“All those moments will be lost in time, like tears in rain.
Time to die.”
Tears in rain, Blade Runner
MUSIC IN THE SOUL
Girls dancing with the girls! Boys dancing with the boys! Laughters, whispers, spontaneity. Joy!
FACES, PEOPLE, COUPLES, FRIENDS
Love affairs, broken hearts, bonding, flirtation, jealousy. Passion.
PRACTICE MAKES PERFECT
Step by step. Patience, perseverance, hard work. Relax.
One of the projects during the Visual Communication course I was studying in Dublin, was to make a documentary of a daily life using a manual camera. Below photographs were taken with Zenit camera, which was manufactured in Russia formerly the Soviet Union since 1952. I was using a film Ilford Delta 400. Later on, I used another college camera of a different brand with the same film (unfortunately I can not remember the name of it). The result is slightly different. The Zenit camera created more noise on the photographs.
The project was an eye opener to how much more skills were involved photographing manually. One had to be quick with an excellent understanding of the technology and the lighting. Each photograph had only one chance to come out successfully. Even if they are not perfect they are more natural and authentic … in my opinion.
Another positive aspect is developing them in the traditional way. Printouts extend the life of the photographs and can be passed to the next generations. Digitally stored photographs may last forever but will be seen by very, very few people who are around us physically at the given moment.

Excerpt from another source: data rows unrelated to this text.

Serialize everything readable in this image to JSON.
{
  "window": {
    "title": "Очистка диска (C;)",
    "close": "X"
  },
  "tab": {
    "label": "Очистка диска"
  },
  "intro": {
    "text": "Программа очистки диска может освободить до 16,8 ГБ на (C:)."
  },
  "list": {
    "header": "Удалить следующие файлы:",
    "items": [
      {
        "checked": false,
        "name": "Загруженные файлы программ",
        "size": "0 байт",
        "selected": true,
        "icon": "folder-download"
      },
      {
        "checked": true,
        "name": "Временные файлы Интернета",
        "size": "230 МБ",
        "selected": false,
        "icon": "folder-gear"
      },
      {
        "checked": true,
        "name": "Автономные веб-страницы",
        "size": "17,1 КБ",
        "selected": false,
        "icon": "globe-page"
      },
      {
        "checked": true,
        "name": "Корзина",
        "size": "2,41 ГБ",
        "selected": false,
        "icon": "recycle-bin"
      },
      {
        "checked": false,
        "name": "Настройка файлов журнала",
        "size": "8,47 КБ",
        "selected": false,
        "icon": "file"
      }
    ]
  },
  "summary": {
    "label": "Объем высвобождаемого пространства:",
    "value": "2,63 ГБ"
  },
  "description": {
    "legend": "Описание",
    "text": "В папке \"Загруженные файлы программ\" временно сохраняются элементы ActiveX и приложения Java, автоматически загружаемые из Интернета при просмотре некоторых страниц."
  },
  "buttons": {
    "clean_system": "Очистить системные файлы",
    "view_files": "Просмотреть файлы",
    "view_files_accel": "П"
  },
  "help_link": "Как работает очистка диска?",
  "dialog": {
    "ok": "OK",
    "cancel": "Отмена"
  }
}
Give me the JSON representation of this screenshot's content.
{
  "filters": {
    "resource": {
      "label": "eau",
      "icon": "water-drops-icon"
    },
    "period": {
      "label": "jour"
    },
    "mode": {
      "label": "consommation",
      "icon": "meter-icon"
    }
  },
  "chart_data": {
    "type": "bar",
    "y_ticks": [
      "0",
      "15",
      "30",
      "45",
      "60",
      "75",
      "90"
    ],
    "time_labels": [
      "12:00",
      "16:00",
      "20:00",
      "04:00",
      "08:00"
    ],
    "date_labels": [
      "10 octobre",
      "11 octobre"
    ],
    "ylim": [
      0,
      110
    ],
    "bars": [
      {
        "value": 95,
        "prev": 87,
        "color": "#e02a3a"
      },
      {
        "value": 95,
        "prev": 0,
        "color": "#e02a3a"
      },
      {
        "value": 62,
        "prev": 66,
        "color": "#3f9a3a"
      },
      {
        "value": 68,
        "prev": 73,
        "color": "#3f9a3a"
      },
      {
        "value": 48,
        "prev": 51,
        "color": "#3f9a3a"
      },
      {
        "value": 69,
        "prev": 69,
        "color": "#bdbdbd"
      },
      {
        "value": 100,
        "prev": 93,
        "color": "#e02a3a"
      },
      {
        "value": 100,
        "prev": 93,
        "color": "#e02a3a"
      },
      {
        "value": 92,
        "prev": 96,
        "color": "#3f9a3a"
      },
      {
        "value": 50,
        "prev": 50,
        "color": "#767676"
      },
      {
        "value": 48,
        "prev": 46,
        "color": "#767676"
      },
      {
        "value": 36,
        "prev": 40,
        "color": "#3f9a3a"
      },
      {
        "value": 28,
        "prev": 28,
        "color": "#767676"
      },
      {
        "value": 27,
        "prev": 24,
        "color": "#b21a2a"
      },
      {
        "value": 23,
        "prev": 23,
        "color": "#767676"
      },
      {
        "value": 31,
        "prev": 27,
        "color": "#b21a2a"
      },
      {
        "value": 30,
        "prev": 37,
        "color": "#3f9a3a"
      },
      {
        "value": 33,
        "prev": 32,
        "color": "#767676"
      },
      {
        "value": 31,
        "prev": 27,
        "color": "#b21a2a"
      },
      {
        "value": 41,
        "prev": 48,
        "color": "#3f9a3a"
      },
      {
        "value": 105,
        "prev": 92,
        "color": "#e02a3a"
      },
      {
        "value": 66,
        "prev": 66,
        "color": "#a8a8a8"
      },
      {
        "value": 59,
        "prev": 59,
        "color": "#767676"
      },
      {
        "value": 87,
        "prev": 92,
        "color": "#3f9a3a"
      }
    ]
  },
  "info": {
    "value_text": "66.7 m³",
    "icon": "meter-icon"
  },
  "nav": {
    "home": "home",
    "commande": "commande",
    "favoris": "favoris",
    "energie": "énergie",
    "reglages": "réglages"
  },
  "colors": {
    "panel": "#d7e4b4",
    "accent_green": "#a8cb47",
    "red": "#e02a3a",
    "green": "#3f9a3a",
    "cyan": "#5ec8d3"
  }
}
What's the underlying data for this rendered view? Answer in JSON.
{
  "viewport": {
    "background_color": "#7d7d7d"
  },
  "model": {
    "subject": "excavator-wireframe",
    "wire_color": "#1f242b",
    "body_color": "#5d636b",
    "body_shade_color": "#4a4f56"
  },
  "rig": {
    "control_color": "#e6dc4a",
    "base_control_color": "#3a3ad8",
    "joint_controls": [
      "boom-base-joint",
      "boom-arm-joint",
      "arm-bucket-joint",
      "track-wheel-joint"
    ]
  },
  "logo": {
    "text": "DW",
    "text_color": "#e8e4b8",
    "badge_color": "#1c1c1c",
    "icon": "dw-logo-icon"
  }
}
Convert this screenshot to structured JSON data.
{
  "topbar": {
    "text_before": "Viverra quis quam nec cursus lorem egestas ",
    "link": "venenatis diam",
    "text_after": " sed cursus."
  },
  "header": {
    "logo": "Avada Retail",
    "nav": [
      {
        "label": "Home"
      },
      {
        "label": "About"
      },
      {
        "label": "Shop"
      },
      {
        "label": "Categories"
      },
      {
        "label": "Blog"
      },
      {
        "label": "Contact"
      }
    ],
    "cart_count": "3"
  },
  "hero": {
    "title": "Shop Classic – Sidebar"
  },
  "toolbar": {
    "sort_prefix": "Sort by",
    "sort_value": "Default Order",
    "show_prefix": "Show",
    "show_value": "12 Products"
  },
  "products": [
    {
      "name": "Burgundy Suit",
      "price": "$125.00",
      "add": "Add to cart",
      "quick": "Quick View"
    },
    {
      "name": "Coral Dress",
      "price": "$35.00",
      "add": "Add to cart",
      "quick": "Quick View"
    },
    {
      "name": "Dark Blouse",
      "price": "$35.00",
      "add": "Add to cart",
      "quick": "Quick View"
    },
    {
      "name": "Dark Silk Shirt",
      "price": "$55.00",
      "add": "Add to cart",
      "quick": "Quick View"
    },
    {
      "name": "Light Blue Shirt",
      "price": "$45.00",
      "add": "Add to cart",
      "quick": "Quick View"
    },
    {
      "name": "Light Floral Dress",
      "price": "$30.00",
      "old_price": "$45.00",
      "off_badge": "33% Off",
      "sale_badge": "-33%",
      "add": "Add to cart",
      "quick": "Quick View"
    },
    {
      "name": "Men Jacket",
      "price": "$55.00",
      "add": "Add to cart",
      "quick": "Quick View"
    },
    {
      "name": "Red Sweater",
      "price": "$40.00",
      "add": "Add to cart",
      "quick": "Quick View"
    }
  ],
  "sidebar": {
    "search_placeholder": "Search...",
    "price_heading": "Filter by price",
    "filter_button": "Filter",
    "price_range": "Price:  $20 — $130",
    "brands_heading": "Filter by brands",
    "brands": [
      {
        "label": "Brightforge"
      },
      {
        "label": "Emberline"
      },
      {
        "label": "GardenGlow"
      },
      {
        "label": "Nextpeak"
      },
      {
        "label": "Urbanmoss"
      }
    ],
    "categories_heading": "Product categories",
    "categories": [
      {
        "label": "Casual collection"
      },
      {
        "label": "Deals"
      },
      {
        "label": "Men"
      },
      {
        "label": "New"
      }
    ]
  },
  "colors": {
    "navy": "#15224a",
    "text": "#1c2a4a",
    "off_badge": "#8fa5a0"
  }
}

How sad really …
We can be heroes just for one day We can be us just for one day